**What to do:**
What is needed is an exact copy of the listing, with no pictures in it.
== Given data ==
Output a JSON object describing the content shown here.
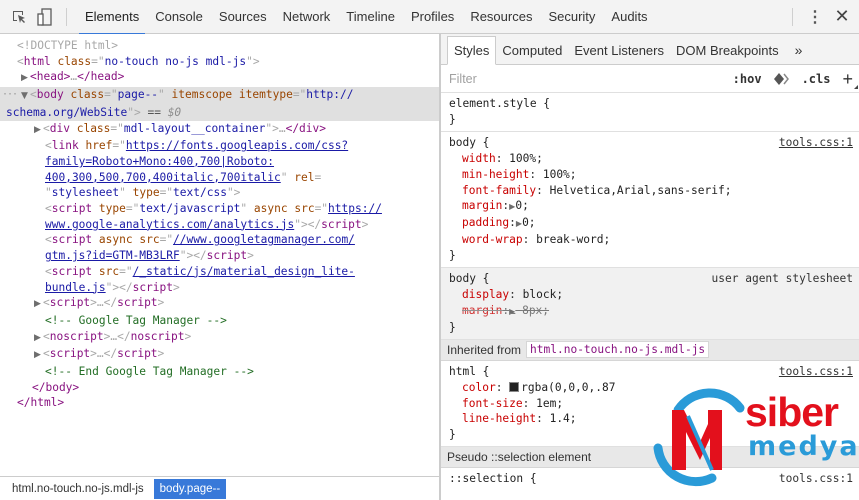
{
  "toolbar": {
    "inspect_icon": "inspect-element-icon",
    "device_icon": "device-toggle-icon",
    "tabs": [
      {
        "label": "Elements",
        "active": true
      },
      {
        "label": "Console"
      },
      {
        "label": "Sources"
      },
      {
        "label": "Network"
      },
      {
        "label": "Timeline"
      },
      {
        "label": "Profiles"
      },
      {
        "label": "Resources"
      },
      {
        "label": "Security"
      },
      {
        "label": "Audits"
      }
    ],
    "menu_icon": "⋮",
    "close_icon": "✕"
  },
  "elements": {
    "doctype": "<!DOCTYPE html>",
    "html_open": {
      "tag": "html",
      "attr": "class",
      "value": "no-touch no-js mdl-js"
    },
    "head": {
      "open": "<head>",
      "ellipsis": "…",
      "close": "</head>"
    },
    "body_open": {
      "tag": "body",
      "attr1": "class",
      "val1": "page--",
      "attr2": "itemscope",
      "attr3": "itemtype",
      "val3_line1": "http://",
      "val3_line2": "schema.org/WebSite",
      "eq": "== ",
      "dollar": "$0"
    },
    "div": {
      "tag": "div",
      "attr": "class",
      "value": "mdl-layout__container"
    },
    "link": {
      "tag": "link",
      "attr": "href",
      "href_lines": [
        "https://fonts.googleapis.com/css?",
        "family=Roboto+Mono:400,700|Roboto:",
        "400,300,500,700,400italic,700italic"
      ],
      "rel_attr": "rel",
      "rel_val": "stylesheet",
      "type_attr": "type",
      "type_val": "text/css"
    },
    "script_ga": {
      "tag": "script",
      "type_attr": "type",
      "type_val": "text/javascript",
      "async_attr": "async",
      "src_attr": "src",
      "src_lines": [
        "https://",
        "www.google-analytics.com/analytics.js"
      ]
    },
    "script_gtm": {
      "tag": "script",
      "async_attr": "async",
      "src_attr": "src",
      "src_lines": [
        "//www.googletagmanager.com/",
        "gtm.js?id=GTM-MB3LRF"
      ]
    },
    "script_mdl": {
      "tag": "script",
      "src_attr": "src",
      "src_lines": [
        "/_static/js/material_design_lite-",
        "bundle.js"
      ]
    },
    "script_collapsed": "script",
    "comment1": "<!-- Google Tag Manager -->",
    "noscript": "noscript",
    "script_collapsed2": "script",
    "comment2": "<!-- End Google Tag Manager -->",
    "body_close": "</body>",
    "html_close": "</html>"
  },
  "breadcrumbs": [
    {
      "label": "html.no-touch.no-js.mdl-js",
      "active": false
    },
    {
      "label": "body.page--",
      "active": true
    }
  ],
  "styles": {
    "subtabs": [
      {
        "label": "Styles",
        "active": true
      },
      {
        "label": "Computed"
      },
      {
        "label": "Event Listeners"
      },
      {
        "label": "DOM Breakpoints"
      },
      {
        "label": "»"
      }
    ],
    "filter": {
      "placeholder": "Filter",
      "hov": ":hov",
      "cls": ".cls",
      "plus": "+"
    },
    "rules": [
      {
        "selector": "element.style {",
        "close": "}",
        "source": "",
        "declarations": []
      },
      {
        "selector": "body {",
        "close": "}",
        "source": "tools.css:1",
        "declarations": [
          {
            "name": "width",
            "value": "100%;"
          },
          {
            "name": "min-height",
            "value": "100%;"
          },
          {
            "name": "font-family",
            "value": "Helvetica,Arial,sans-serif;"
          },
          {
            "name": "margin",
            "value": "0;",
            "expandable": true
          },
          {
            "name": "padding",
            "value": "0;",
            "expandable": true
          },
          {
            "name": "word-wrap",
            "value": "break-word;"
          }
        ]
      },
      {
        "selector": "body {",
        "close": "}",
        "source": "user agent stylesheet",
        "declarations": [
          {
            "name": "display",
            "value": "block;"
          },
          {
            "name": "margin",
            "value": "8px;",
            "expandable": true,
            "overridden": true
          }
        ]
      }
    ],
    "inherited_label": "Inherited from",
    "inherited_node": "html.no-touch.no-js.mdl-js",
    "html_rule": {
      "selector": "html {",
      "close": "}",
      "source": "tools.css:1",
      "declarations": [
        {
          "name": "color",
          "value": "rgba(0,0,0,.87",
          "swatch": "#000000"
        },
        {
          "name": "font-size",
          "value": "1em;"
        },
        {
          "name": "line-height",
          "value": "1.4;"
        }
      ]
    },
    "pseudo_label": "Pseudo ::selection element",
    "selection_rule": {
      "selector": "::selection {",
      "source": "tools.css:1"
    }
  },
  "watermark": {
    "word1": "siber",
    "word2": "medya",
    "red": "#e3101c",
    "blue": "#2a9bd8"
  },
  "colors": {
    "accent": "#3879d9",
    "tag": "#881280",
    "attr": "#994500",
    "value": "#1a1aa6",
    "comment": "#236e25",
    "property": "#c80000"
  }
}
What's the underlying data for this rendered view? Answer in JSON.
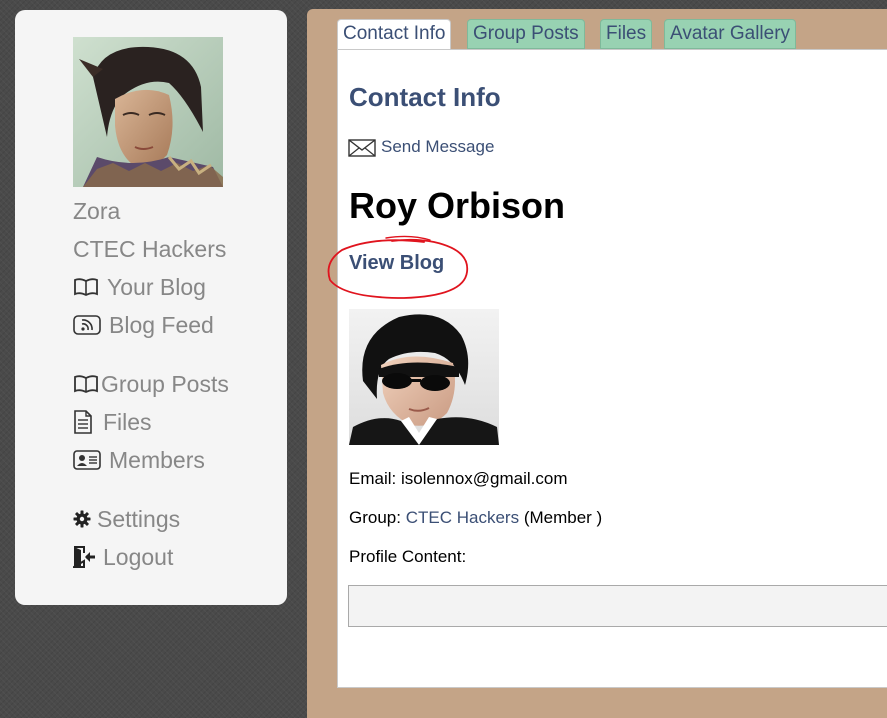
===
**Written answer:**
Output a JSON object describing the content shown here.
{
  "toolbar": {
    "inspect_icon": "inspect-element-icon",
    "device_icon": "device-toggle-icon",
    "tabs": [
      {
        "label": "Elements",
        "active": true
      },
      {
        "label": "Console"
      },
      {
        "label": "Sources"
      },
      {
        "label": "Network"
      },
      {
        "label": "Timeline"
      },
      {
        "label": "Profiles"
      },
      {
        "label": "Resources"
      },
      {
        "label": "Security"
      },
      {
        "label": "Audits"
      }
    ],
    "menu_icon": "⋮",
    "close_icon": "✕"
  },
  "elements": {
    "doctype": "<!DOCTYPE html>",
    "html_open": {
      "tag": "html",
      "attr": "class",
      "value": "no-touch no-js mdl-js"
    },
    "head": {
      "open": "<head>",
      "ellipsis": "…",
      "close": "</head>"
    },
    "body_open": {
      "tag": "body",
      "attr1": "class",
      "val1": "page--",
      "attr2": "itemscope",
      "attr3": "itemtype",
      "val3_line1": "http://",
      "val3_line2": "schema.org/WebSite",
      "eq": "== ",
      "dollar": "$0"
    },
    "div": {
      "tag": "div",
      "attr": "class",
      "value": "mdl-layout__container"
    },
    "link": {
      "tag": "link",
      "attr": "href",
      "href_lines": [
        "https://fonts.googleapis.com/css?",
        "family=Roboto+Mono:400,700|Roboto:",
        "400,300,500,700,400italic,700italic"
      ],
      "rel_attr": "rel",
      "rel_val": "stylesheet",
      "type_attr": "type",
      "type_val": "text/css"
    },
    "script_ga": {
      "tag": "script",
      "type_attr": "type",
      "type_val": "text/javascript",
      "async_attr": "async",
      "src_attr": "src",
      "src_lines": [
        "https://",
        "www.google-analytics.com/analytics.js"
      ]
    },
    "script_gtm": {
      "tag": "script",
      "async_attr": "async",
      "src_attr": "src",
      "src_lines": [
        "//www.googletagmanager.com/",
        "gtm.js?id=GTM-MB3LRF"
      ]
    },
    "script_mdl": {
      "tag": "script",
      "src_attr": "src",
      "src_lines": [
        "/_static/js/material_design_lite-",
        "bundle.js"
      ]
    },
    "script_collapsed": "script",
    "comment1": "<!-- Google Tag Manager -->",
    "noscript": "noscript",
    "script_collapsed2": "script",
    "comment2": "<!-- End Google Tag Manager -->",
    "body_close": "</body>",
    "html_close": "</html>"
  },
  "breadcrumbs": [
    {
      "label": "html.no-touch.no-js.mdl-js",
      "active": false
    },
    {
      "label": "body.page--",
      "active": true
    }
  ],
  "styles": {
    "subtabs": [
      {
        "label": "Styles",
        "active": true
      },
      {
        "label": "Computed"
      },
      {
        "label": "Event Listeners"
      },
      {
        "label": "DOM Breakpoints"
      },
      {
        "label": "»"
      }
    ],
    "filter": {
      "placeholder": "Filter",
      "hov": ":hov",
      "cls": ".cls",
      "plus": "+"
    },
    "rules": [
      {
        "selector": "element.style {",
        "close": "}",
        "source": "",
        "declarations": []
      },
      {
        "selector": "body {",
        "close": "}",
        "source": "tools.css:1",
        "declarations": [
          {
            "name": "width",
            "value": "100%;"
          },
          {
            "name": "min-height",
            "value": "100%;"
          },
          {
            "name": "font-family",
            "value": "Helvetica,Arial,sans-serif;"
          },
          {
            "name": "margin",
            "value": "0;",
            "expandable": true
          },
          {
            "name": "padding",
            "value": "0;",
            "expandable": true
          },
          {
            "name": "word-wrap",
            "value": "break-word;"
          }
        ]
      },
      {
        "selector": "body {",
        "close": "}",
        "source": "user agent stylesheet",
        "declarations": [
          {
            "name": "display",
            "value": "block;"
          },
          {
            "name": "margin",
            "value": "8px;",
            "expandable": true,
            "overridden": true
          }
        ]
      }
    ],
    "inherited_label": "Inherited from",
    "inherited_node": "html.no-touch.no-js.mdl-js",
    "html_rule": {
      "selector": "html {",
      "close": "}",
      "source": "tools.css:1",
      "declarations": [
        {
          "name": "color",
          "value": "rgba(0,0,0,.87",
          "swatch": "#000000"
        },
        {
          "name": "font-size",
          "value": "1em;"
        },
        {
          "name": "line-height",
          "value": "1.4;"
        }
      ]
    },
    "pseudo_label": "Pseudo ::selection element",
    "selection_rule": {
      "selector": "::selection {",
      "source": "tools.css:1"
    }
  },
  "watermark": {
    "word1": "siber",
    "word2": "medya",
    "red": "#e3101c",
    "blue": "#2a9bd8"
  },
  "colors": {
    "accent": "#3879d9",
    "tag": "#881280",
    "attr": "#994500",
    "value": "#1a1aa6",
    "comment": "#236e25",
    "property": "#c80000"
  }
}
What's the underlying data for this rendered view? Answer in JSON.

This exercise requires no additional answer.